◆ **Work item**: What you return should be the exact lines from the one with "Parse this screenshot: output" to the end of the records below, both included, and no pictures.

◆ **Data for this exercise**:
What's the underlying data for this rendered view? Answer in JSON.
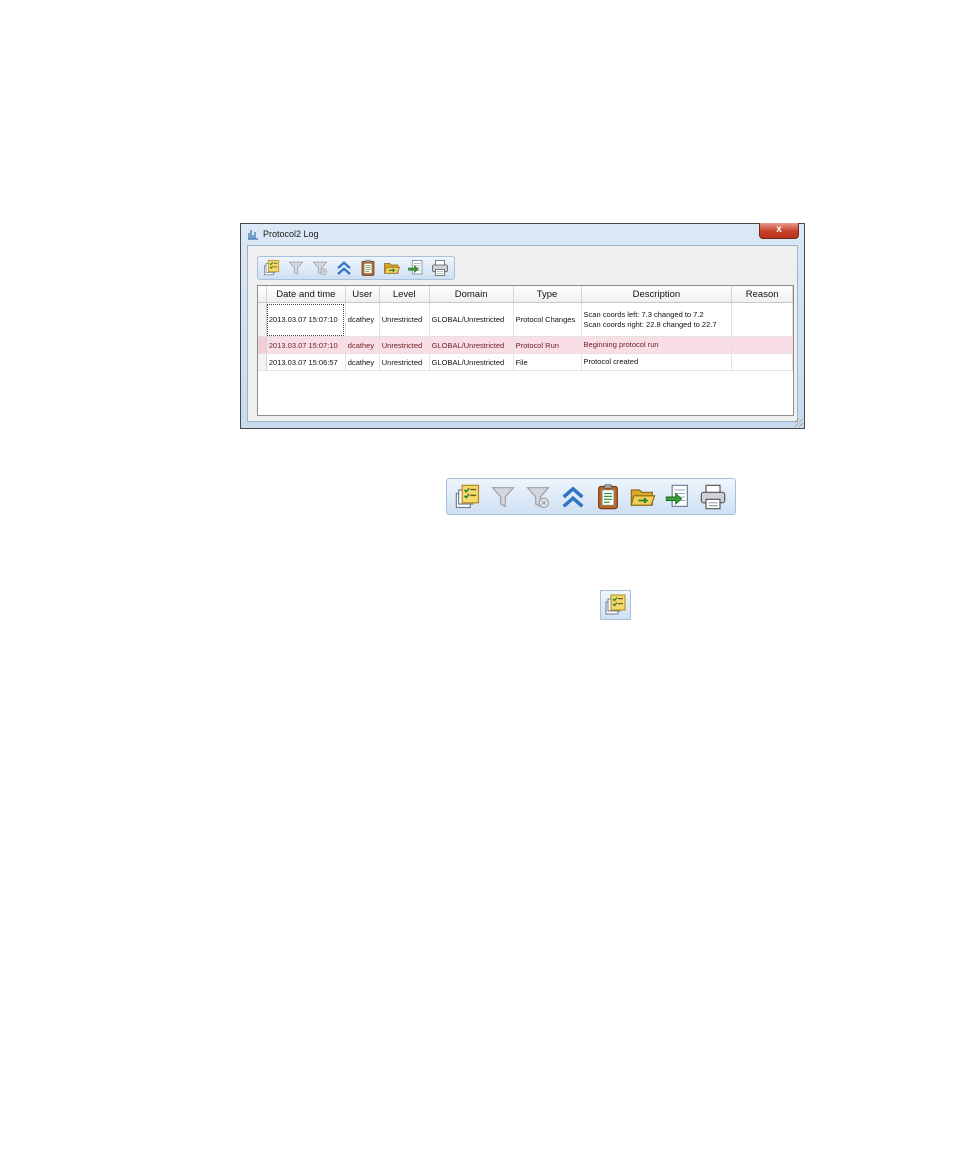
{
  "window": {
    "title": "Protocol2 Log",
    "close_label": "x"
  },
  "toolbar": {
    "buttons": [
      {
        "name": "show-log-button",
        "icon": "log-checklist-icon"
      },
      {
        "name": "filter-button",
        "icon": "filter-icon"
      },
      {
        "name": "clear-filter-button",
        "icon": "filter-clear-icon"
      },
      {
        "name": "collapse-button",
        "icon": "chevron-double-up-icon"
      },
      {
        "name": "archive-button",
        "icon": "clipboard-icon"
      },
      {
        "name": "open-folder-button",
        "icon": "folder-open-icon"
      },
      {
        "name": "export-button",
        "icon": "export-icon"
      },
      {
        "name": "print-button",
        "icon": "printer-icon"
      }
    ]
  },
  "table": {
    "columns": [
      "Date and time",
      "User",
      "Level",
      "Domain",
      "Type",
      "Description",
      "Reason"
    ],
    "rows": [
      {
        "date": "2013.03.07 15:07:10",
        "user": "dcathey",
        "level": "Unrestricted",
        "domain": "GLOBAL/Unrestricted",
        "type": "Protocol Changes",
        "description": [
          "Scan coords left: 7.3 changed to 7.2",
          "Scan coords right: 22.8 changed to 22.7"
        ],
        "reason": ""
      },
      {
        "date": "2013.03.07 15:07:10",
        "user": "dcathey",
        "level": "Unrestricted",
        "domain": "GLOBAL/Unrestricted",
        "type": "Protocol Run",
        "description": [
          "Beginning protocol run"
        ],
        "reason": ""
      },
      {
        "date": "2013.03.07 15:06:57",
        "user": "dcathey",
        "level": "Unrestricted",
        "domain": "GLOBAL/Unrestricted",
        "type": "File",
        "description": [
          "Protocol created"
        ],
        "reason": ""
      }
    ]
  },
  "colors": {
    "highlight_row": "#f9dfe5",
    "titlebar": "#dbe8f6",
    "close_button": "#c7402b"
  }
}
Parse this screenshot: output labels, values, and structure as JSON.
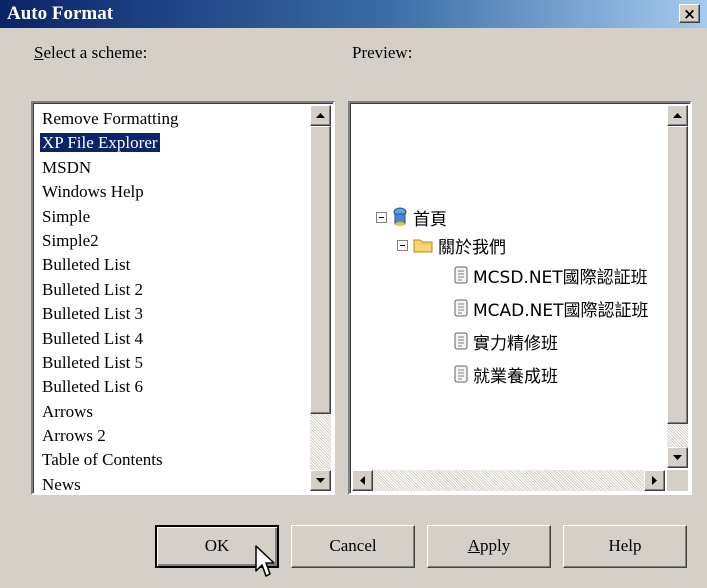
{
  "window": {
    "title": "Auto Format",
    "close_glyph": "×"
  },
  "labels": {
    "scheme_prefix": "S",
    "scheme_rest": "elect a scheme:",
    "preview": "Preview:"
  },
  "schemes": [
    "Remove Formatting",
    "XP File Explorer",
    "MSDN",
    "Windows Help",
    "Simple",
    "Simple2",
    "Bulleted List",
    "Bulleted List 2",
    "Bulleted List 3",
    "Bulleted List 4",
    "Bulleted List 5",
    "Bulleted List 6",
    "Arrows",
    "Arrows 2",
    "Table of Contents",
    "News"
  ],
  "selected_index": 1,
  "preview_tree": {
    "root": "首頁",
    "folder": "關於我們",
    "pages": [
      "MCSD.NET國際認証班",
      "MCAD.NET國際認証班",
      "實力精修班",
      "就業養成班"
    ]
  },
  "buttons": {
    "ok": "OK",
    "cancel": "Cancel",
    "apply_prefix": "A",
    "apply_rest": "pply",
    "help": "Help"
  },
  "colors": {
    "selection": "#0a246a",
    "dialog_bg": "#d4d0c8"
  }
}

◆ **Solution to this exercise**:
Parse this screenshot: output labels, values, and structure as JSON.
{
  "window": {
    "title": "Auto Format",
    "close_glyph": "×"
  },
  "labels": {
    "scheme_prefix": "S",
    "scheme_rest": "elect a scheme:",
    "preview": "Preview:"
  },
  "schemes": [
    "Remove Formatting",
    "XP File Explorer",
    "MSDN",
    "Windows Help",
    "Simple",
    "Simple2",
    "Bulleted List",
    "Bulleted List 2",
    "Bulleted List 3",
    "Bulleted List 4",
    "Bulleted List 5",
    "Bulleted List 6",
    "Arrows",
    "Arrows 2",
    "Table of Contents",
    "News"
  ],
  "selected_index": 1,
  "preview_tree": {
    "root": "首頁",
    "folder": "關於我們",
    "pages": [
      "MCSD.NET國際認証班",
      "MCAD.NET國際認証班",
      "實力精修班",
      "就業養成班"
    ]
  },
  "buttons": {
    "ok": "OK",
    "cancel": "Cancel",
    "apply_prefix": "A",
    "apply_rest": "pply",
    "help": "Help"
  },
  "colors": {
    "selection": "#0a246a",
    "dialog_bg": "#d4d0c8"
  }
}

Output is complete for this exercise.